She added while using thermobaric weapons might not necessarily be illegal, they are indiscriminate.
Dr Miron explained: “You can’t say for sure who is in a building. Russia says [Ukrainian] troops are hiding in schools, hospitals and so forth, so from a Russian perspective, it would make sense to use them, without needing to storm a building. [Troops] can keep a certain distance.
“For Russia, they have more equipment than manpower to operate the equipment so it would make tactical sense to use such systems.”
She speculated Russian troops may have used the TOS-1A to fire thermobaric weapons at Mariupol, the formerly besieged port city where Ukrainian troops were holed up in the Azovstal steelworks.

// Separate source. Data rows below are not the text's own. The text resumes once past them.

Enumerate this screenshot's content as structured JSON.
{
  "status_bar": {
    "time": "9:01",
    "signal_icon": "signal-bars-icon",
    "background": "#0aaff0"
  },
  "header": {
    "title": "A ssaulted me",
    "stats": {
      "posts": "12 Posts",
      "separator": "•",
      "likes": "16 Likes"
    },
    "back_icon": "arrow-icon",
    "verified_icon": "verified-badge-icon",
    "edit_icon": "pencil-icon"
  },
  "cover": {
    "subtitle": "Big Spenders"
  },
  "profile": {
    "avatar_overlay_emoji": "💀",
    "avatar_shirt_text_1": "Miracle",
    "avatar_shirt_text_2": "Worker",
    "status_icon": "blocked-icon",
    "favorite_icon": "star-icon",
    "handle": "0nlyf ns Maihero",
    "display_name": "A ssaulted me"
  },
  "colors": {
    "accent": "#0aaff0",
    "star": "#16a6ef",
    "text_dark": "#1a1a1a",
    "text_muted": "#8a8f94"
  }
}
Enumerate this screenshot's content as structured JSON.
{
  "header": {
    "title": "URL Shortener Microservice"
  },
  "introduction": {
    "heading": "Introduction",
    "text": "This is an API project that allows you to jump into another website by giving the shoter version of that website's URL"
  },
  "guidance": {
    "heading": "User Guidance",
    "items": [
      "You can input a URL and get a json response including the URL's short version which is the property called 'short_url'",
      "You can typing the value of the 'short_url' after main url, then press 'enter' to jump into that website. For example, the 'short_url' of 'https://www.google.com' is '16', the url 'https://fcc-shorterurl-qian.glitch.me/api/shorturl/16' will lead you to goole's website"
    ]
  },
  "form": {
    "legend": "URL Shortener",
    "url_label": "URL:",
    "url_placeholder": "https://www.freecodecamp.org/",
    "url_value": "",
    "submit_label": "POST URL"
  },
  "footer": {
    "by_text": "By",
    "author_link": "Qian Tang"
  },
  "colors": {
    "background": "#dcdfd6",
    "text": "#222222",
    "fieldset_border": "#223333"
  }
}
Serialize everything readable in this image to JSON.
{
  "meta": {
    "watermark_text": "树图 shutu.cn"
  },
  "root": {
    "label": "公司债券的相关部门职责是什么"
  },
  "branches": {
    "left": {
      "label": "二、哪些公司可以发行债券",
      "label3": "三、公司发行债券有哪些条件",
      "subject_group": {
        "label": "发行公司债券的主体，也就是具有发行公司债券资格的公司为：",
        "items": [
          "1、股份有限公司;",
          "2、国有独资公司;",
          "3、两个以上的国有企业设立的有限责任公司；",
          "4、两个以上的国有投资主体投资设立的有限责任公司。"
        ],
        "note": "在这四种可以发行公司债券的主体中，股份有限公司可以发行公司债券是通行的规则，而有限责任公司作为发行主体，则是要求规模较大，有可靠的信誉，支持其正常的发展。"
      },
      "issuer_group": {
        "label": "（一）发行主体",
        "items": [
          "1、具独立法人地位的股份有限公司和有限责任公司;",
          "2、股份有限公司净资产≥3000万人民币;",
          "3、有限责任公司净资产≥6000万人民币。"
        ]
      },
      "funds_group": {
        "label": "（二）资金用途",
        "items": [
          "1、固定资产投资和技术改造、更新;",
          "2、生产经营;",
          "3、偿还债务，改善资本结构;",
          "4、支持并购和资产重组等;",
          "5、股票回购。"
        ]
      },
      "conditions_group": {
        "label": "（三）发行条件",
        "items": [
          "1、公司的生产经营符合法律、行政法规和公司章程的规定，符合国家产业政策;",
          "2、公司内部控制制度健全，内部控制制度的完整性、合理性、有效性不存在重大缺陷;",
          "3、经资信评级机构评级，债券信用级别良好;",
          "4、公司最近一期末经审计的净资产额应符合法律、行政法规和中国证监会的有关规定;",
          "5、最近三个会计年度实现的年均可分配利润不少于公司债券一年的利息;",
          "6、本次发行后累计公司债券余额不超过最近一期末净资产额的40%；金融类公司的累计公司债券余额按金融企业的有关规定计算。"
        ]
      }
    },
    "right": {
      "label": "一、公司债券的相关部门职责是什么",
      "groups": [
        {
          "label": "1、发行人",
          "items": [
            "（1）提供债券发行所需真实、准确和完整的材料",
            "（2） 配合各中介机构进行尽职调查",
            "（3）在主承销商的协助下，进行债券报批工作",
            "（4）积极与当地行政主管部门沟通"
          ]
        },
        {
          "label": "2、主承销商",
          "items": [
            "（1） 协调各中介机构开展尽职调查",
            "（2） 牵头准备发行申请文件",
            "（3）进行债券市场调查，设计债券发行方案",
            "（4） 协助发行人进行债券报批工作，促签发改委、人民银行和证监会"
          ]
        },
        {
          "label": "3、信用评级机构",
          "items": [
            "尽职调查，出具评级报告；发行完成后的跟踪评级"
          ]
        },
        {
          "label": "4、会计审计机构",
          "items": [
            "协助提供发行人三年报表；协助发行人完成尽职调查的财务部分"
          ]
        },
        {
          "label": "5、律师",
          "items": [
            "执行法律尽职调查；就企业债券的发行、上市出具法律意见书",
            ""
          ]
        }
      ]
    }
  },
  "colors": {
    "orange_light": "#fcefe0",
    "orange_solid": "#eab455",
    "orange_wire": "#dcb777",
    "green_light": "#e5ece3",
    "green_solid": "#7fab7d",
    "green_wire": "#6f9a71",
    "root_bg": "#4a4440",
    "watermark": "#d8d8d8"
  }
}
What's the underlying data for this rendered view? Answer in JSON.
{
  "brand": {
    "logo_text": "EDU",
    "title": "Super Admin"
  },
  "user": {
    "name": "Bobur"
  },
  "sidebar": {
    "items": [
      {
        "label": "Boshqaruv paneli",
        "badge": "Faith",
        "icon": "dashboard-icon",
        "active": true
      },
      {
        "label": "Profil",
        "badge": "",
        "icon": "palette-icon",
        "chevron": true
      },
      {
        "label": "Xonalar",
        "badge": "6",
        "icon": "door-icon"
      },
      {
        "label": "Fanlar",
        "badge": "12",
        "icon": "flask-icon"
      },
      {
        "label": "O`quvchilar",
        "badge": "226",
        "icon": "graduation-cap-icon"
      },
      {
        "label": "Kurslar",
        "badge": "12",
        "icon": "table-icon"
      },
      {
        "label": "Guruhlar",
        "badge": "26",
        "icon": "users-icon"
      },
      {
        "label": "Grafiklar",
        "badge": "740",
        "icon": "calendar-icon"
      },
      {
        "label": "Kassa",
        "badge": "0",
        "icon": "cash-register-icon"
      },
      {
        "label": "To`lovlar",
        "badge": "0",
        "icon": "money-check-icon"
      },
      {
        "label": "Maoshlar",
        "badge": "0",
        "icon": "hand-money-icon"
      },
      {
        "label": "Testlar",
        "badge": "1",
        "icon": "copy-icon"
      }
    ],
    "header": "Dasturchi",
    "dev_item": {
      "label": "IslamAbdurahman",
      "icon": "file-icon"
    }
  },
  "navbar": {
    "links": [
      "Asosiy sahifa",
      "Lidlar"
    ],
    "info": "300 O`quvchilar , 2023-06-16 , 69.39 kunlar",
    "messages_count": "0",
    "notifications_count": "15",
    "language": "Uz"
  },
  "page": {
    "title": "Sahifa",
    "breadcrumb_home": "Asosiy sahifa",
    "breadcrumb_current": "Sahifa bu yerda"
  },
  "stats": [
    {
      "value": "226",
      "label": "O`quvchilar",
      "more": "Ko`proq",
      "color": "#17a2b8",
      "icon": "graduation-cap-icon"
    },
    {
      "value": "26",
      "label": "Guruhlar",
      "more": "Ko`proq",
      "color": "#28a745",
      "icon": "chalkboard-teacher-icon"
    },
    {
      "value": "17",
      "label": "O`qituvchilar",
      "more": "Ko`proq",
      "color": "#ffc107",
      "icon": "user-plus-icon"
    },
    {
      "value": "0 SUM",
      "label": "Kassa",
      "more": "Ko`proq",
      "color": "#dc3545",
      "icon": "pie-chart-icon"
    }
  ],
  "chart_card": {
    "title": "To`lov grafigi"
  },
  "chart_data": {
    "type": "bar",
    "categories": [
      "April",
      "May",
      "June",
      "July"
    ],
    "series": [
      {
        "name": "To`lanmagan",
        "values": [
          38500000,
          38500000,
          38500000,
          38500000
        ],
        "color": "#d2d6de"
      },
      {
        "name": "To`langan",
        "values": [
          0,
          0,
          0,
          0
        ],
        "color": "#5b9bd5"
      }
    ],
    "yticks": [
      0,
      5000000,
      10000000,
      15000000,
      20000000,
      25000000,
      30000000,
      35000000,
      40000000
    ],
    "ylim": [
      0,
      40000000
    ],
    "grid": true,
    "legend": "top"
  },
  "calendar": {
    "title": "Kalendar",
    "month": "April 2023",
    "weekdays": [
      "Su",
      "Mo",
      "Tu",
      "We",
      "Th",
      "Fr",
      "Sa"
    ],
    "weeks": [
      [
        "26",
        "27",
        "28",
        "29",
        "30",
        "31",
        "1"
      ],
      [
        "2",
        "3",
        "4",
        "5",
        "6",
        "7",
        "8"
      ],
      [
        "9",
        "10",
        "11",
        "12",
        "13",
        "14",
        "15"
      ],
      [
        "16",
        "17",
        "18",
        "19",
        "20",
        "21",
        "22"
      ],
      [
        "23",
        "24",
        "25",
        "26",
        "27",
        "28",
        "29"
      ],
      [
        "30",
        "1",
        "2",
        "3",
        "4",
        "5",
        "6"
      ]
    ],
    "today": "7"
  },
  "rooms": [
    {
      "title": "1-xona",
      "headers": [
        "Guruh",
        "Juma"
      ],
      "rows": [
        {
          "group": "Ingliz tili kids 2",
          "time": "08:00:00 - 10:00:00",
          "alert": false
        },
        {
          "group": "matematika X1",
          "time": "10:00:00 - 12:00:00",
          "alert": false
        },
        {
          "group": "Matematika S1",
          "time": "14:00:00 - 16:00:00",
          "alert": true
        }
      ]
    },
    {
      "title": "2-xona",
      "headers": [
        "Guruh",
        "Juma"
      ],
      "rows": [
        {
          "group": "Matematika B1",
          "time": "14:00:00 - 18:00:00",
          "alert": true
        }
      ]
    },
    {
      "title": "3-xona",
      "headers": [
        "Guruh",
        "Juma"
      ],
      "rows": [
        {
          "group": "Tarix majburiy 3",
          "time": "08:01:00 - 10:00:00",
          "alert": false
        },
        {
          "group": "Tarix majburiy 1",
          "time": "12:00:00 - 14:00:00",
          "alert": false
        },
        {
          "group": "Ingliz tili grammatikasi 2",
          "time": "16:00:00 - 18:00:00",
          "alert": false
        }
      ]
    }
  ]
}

However, she said thermobaric weapons, while destructive, are not very useful in long-range attacks, with a blast range limit of about 3.7 miles (6km), meaning troops using them need to be relatively close to the enemy.
Dr Miron said thermobaric weapons need not give Russia an advantage nor help turn the tide of the war in Ukraine’s favour, should its forces have them.
She explained: “I don’t think it’s a weapon that would give [Russia] an advantage. The war is on TV. [Russia] is already being criticised for using cluster bombs, which are illegal under international law.
“[Ukraine] could potentially use them but the question is where. Where would they use such weapons with such a short-range? They would have to be accompanied by infantry and tanks.
“Ukraine’s army is on the defensive right now. If they were to use those weapons against the territories occupied right now by Russian forces, perhaps tactically [they] would kill enemy troops, but also civilians. They are very indiscriminate weapons.
“I cannot imagine what criticism [their use by either side] would cause.”
However, she cautioned that while there would be condemnation if thermobaric weapons were used in the war in Ukraine, it would be difficult for the US and UK to criticise, given both countries have used them.